Extracted data entries
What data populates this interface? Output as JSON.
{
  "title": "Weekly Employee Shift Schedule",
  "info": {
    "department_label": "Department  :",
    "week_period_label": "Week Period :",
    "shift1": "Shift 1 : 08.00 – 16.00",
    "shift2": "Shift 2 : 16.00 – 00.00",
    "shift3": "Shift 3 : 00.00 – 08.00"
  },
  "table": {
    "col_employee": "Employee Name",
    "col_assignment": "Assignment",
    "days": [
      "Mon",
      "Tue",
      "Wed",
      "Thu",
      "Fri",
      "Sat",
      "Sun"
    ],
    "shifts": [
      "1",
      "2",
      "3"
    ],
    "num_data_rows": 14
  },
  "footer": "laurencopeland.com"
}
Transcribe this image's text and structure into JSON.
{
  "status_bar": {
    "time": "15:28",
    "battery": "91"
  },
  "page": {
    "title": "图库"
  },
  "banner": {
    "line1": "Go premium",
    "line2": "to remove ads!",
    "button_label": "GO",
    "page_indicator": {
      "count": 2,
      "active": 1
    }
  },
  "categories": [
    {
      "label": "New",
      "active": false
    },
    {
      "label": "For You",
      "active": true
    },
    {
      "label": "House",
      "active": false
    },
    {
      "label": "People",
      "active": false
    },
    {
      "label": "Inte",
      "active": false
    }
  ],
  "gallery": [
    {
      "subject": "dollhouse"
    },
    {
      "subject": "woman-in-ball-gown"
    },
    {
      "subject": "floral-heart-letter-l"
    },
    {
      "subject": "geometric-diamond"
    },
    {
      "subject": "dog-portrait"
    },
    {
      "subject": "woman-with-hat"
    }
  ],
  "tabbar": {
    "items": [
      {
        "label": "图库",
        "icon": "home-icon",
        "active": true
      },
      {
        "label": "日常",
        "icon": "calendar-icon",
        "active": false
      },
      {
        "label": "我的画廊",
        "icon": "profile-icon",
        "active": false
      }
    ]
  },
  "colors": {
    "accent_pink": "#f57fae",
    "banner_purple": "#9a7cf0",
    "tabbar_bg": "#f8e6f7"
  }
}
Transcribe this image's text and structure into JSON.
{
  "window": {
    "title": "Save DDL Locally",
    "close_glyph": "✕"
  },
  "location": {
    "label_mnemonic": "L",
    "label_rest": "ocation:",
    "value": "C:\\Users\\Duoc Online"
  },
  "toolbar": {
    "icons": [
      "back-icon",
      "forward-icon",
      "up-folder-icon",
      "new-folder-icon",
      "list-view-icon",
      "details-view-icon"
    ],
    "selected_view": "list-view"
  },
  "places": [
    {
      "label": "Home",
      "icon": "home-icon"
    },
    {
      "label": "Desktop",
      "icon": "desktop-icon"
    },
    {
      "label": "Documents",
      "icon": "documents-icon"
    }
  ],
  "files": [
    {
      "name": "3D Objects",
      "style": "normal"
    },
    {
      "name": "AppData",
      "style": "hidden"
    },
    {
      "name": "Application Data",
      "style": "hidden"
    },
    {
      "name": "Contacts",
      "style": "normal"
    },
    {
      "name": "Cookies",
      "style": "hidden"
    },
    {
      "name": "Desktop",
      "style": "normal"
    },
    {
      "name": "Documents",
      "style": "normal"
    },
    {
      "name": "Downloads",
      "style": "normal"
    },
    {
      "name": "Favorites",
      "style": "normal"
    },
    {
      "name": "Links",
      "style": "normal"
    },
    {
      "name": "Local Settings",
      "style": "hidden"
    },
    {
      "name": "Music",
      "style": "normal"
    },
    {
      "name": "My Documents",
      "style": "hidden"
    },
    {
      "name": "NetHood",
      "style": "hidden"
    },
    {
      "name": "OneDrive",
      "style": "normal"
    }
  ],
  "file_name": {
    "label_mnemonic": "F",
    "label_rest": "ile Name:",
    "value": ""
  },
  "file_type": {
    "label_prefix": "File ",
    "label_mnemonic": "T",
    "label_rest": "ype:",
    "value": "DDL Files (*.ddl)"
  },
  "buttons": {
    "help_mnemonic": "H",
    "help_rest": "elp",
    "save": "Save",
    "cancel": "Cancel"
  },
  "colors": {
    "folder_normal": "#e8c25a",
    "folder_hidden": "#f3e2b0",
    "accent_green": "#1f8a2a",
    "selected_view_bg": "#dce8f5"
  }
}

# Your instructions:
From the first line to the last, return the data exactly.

# Your solution:
What data populates this interface? Output as JSON.
{
  "title": "Weekly Employee Shift Schedule",
  "info": {
    "department_label": "Department  :",
    "week_period_label": "Week Period :",
    "shift1": "Shift 1 : 08.00 – 16.00",
    "shift2": "Shift 2 : 16.00 – 00.00",
    "shift3": "Shift 3 : 00.00 – 08.00"
  },
  "table": {
    "col_employee": "Employee Name",
    "col_assignment": "Assignment",
    "days": [
      "Mon",
      "Tue",
      "Wed",
      "Thu",
      "Fri",
      "Sat",
      "Sun"
    ],
    "shifts": [
      "1",
      "2",
      "3"
    ],
    "num_data_rows": 14
  },
  "footer": "laurencopeland.com"
}
Transcribe this image's text and structure into JSON.
{
  "status_bar": {
    "time": "15:28",
    "battery": "91"
  },
  "page": {
    "title": "图库"
  },
  "banner": {
    "line1": "Go premium",
    "line2": "to remove ads!",
    "button_label": "GO",
    "page_indicator": {
      "count": 2,
      "active": 1
    }
  },
  "categories": [
    {
      "label": "New",
      "active": false
    },
    {
      "label": "For You",
      "active": true
    },
    {
      "label": "House",
      "active": false
    },
    {
      "label": "People",
      "active": false
    },
    {
      "label": "Inte",
      "active": false
    }
  ],
  "gallery": [
    {
      "subject": "dollhouse"
    },
    {
      "subject": "woman-in-ball-gown"
    },
    {
      "subject": "floral-heart-letter-l"
    },
    {
      "subject": "geometric-diamond"
    },
    {
      "subject": "dog-portrait"
    },
    {
      "subject": "woman-with-hat"
    }
  ],
  "tabbar": {
    "items": [
      {
        "label": "图库",
        "icon": "home-icon",
        "active": true
      },
      {
        "label": "日常",
        "icon": "calendar-icon",
        "active": false
      },
      {
        "label": "我的画廊",
        "icon": "profile-icon",
        "active": false
      }
    ]
  },
  "colors": {
    "accent_pink": "#f57fae",
    "banner_purple": "#9a7cf0",
    "tabbar_bg": "#f8e6f7"
  }
}
Transcribe this image's text and structure into JSON.
{
  "window": {
    "title": "Save DDL Locally",
    "close_glyph": "✕"
  },
  "location": {
    "label_mnemonic": "L",
    "label_rest": "ocation:",
    "value": "C:\\Users\\Duoc Online"
  },
  "toolbar": {
    "icons": [
      "back-icon",
      "forward-icon",
      "up-folder-icon",
      "new-folder-icon",
      "list-view-icon",
      "details-view-icon"
    ],
    "selected_view": "list-view"
  },
  "places": [
    {
      "label": "Home",
      "icon": "home-icon"
    },
    {
      "label": "Desktop",
      "icon": "desktop-icon"
    },
    {
      "label": "Documents",
      "icon": "documents-icon"
    }
  ],
  "files": [
    {
      "name": "3D Objects",
      "style": "normal"
    },
    {
      "name": "AppData",
      "style": "hidden"
    },
    {
      "name": "Application Data",
      "style": "hidden"
    },
    {
      "name": "Contacts",
      "style": "normal"
    },
    {
      "name": "Cookies",
      "style": "hidden"
    },
    {
      "name": "Desktop",
      "style": "normal"
    },
    {
      "name": "Documents",
      "style": "normal"
    },
    {
      "name": "Downloads",
      "style": "normal"
    },
    {
      "name": "Favorites",
      "style": "normal"
    },
    {
      "name": "Links",
      "style": "normal"
    },
    {
      "name": "Local Settings",
      "style": "hidden"
    },
    {
      "name": "Music",
      "style": "normal"
    },
    {
      "name": "My Documents",
      "style": "hidden"
    },
    {
      "name": "NetHood",
      "style": "hidden"
    },
    {
      "name": "OneDrive",
      "style": "normal"
    }
  ],
  "file_name": {
    "label_mnemonic": "F",
    "label_rest": "ile Name:",
    "value": ""
  },
  "file_type": {
    "label_prefix": "File ",
    "label_mnemonic": "T",
    "label_rest": "ype:",
    "value": "DDL Files (*.ddl)"
  },
  "buttons": {
    "help_mnemonic": "H",
    "help_rest": "elp",
    "save": "Save",
    "cancel": "Cancel"
  },
  "colors": {
    "folder_normal": "#e8c25a",
    "folder_hidden": "#f3e2b0",
    "accent_green": "#1f8a2a",
    "selected_view_bg": "#dce8f5"
  }
}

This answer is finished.